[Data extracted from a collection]
┄┄┄┄┄┄┄┄┄┄

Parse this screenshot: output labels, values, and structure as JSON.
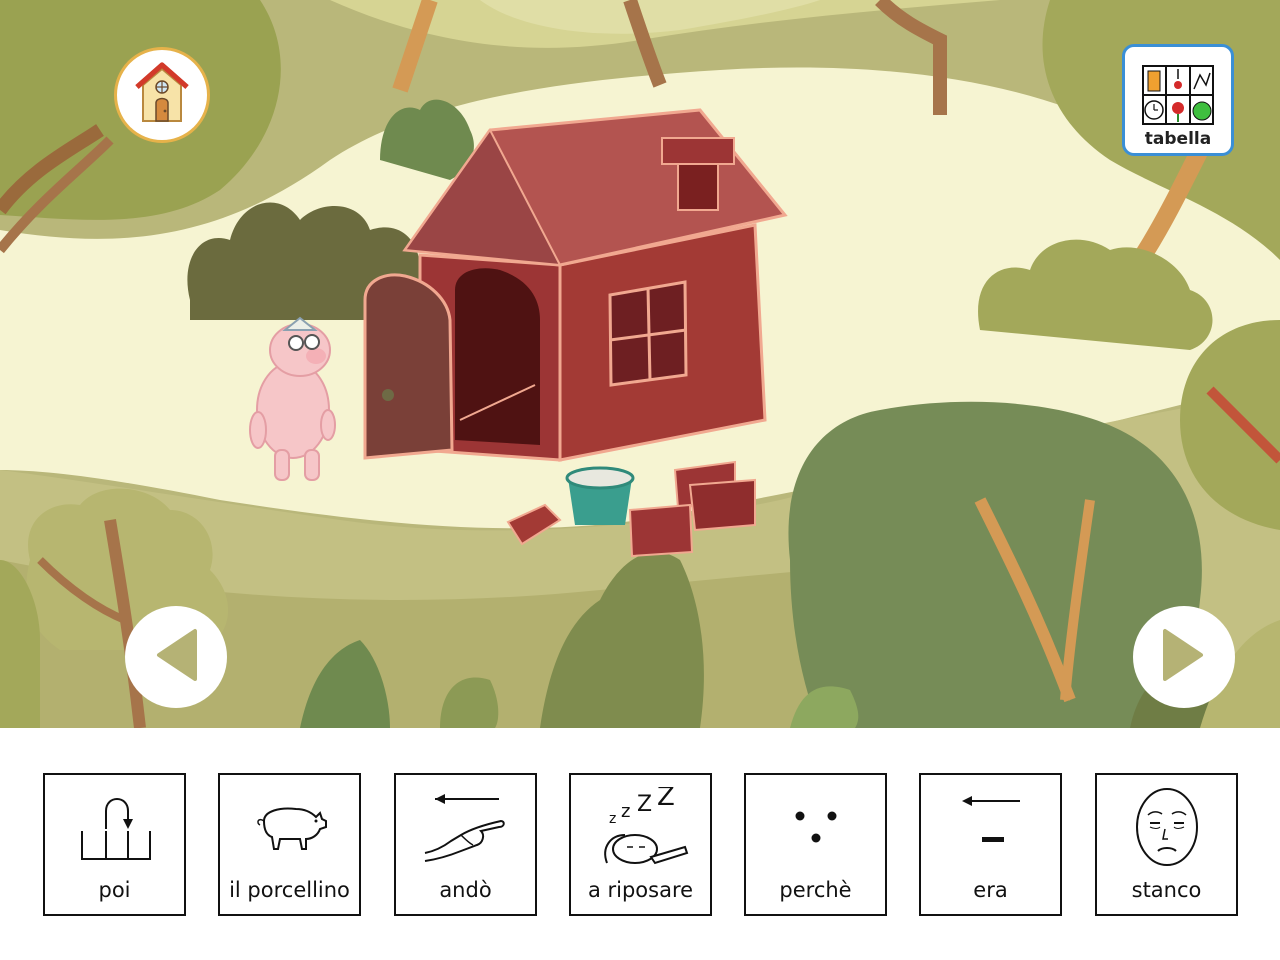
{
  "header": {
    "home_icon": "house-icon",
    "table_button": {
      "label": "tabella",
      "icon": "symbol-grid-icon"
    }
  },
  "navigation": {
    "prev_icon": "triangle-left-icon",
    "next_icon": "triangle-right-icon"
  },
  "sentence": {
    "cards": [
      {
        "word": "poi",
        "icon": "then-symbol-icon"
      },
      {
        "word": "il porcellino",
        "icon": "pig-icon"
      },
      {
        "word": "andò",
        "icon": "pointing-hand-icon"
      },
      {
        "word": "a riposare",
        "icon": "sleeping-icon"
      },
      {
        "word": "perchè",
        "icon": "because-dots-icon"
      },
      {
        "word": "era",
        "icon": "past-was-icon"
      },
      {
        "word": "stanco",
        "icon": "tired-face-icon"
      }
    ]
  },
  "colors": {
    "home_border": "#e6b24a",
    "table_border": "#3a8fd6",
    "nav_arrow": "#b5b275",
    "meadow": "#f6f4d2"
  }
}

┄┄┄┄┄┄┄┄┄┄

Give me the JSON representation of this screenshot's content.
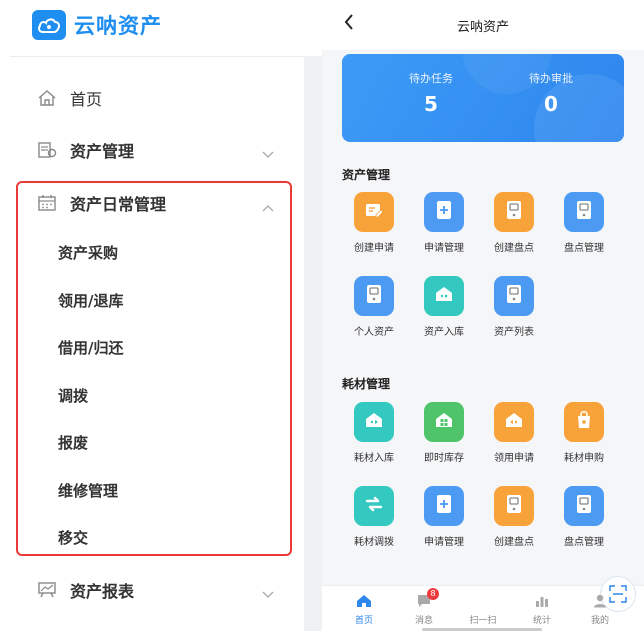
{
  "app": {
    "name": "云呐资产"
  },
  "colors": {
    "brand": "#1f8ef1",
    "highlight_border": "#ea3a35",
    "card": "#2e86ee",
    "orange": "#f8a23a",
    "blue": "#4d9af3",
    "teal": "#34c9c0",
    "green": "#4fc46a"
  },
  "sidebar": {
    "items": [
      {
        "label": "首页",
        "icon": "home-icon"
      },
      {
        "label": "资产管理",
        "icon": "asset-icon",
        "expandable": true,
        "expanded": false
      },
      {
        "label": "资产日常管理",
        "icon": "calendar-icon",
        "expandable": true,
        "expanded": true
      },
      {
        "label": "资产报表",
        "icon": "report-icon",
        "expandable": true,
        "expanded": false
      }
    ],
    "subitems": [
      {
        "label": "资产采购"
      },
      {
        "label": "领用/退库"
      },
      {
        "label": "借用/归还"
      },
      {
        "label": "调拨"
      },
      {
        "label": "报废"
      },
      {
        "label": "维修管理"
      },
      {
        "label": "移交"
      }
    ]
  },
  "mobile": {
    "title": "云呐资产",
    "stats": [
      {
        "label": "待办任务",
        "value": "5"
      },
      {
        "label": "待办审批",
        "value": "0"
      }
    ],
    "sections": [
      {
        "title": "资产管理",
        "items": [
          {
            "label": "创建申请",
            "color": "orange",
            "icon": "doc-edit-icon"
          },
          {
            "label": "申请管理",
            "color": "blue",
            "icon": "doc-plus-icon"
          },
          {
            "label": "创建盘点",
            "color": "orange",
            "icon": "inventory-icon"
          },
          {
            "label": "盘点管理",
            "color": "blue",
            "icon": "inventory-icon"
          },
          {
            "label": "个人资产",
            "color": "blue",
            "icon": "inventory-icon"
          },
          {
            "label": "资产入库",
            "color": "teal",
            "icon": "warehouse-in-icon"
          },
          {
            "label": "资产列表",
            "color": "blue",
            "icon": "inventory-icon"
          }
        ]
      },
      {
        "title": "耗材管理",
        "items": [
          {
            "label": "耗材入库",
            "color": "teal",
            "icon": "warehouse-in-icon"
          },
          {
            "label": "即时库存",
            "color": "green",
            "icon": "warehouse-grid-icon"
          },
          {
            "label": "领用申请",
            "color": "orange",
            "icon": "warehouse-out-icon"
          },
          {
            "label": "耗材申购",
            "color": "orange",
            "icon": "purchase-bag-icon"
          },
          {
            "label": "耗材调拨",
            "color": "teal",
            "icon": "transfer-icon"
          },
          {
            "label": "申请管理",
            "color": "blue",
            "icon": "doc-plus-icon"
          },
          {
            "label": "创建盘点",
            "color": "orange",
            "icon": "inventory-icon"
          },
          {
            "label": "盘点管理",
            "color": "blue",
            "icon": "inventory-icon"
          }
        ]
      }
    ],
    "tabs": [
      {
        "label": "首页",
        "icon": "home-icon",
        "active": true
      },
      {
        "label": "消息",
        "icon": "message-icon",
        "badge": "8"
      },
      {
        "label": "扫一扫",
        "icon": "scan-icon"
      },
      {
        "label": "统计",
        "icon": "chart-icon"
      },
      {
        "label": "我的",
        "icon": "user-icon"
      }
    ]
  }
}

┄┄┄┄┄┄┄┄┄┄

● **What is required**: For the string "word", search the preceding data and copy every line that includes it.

● **Solution for this exercise**:
        "word": "poi",
        "word": "il porcellino",
        "word": "andò",
        "word": "a riposare",
        "word": "perchè",
        "word": "era",
        "word": "stanco",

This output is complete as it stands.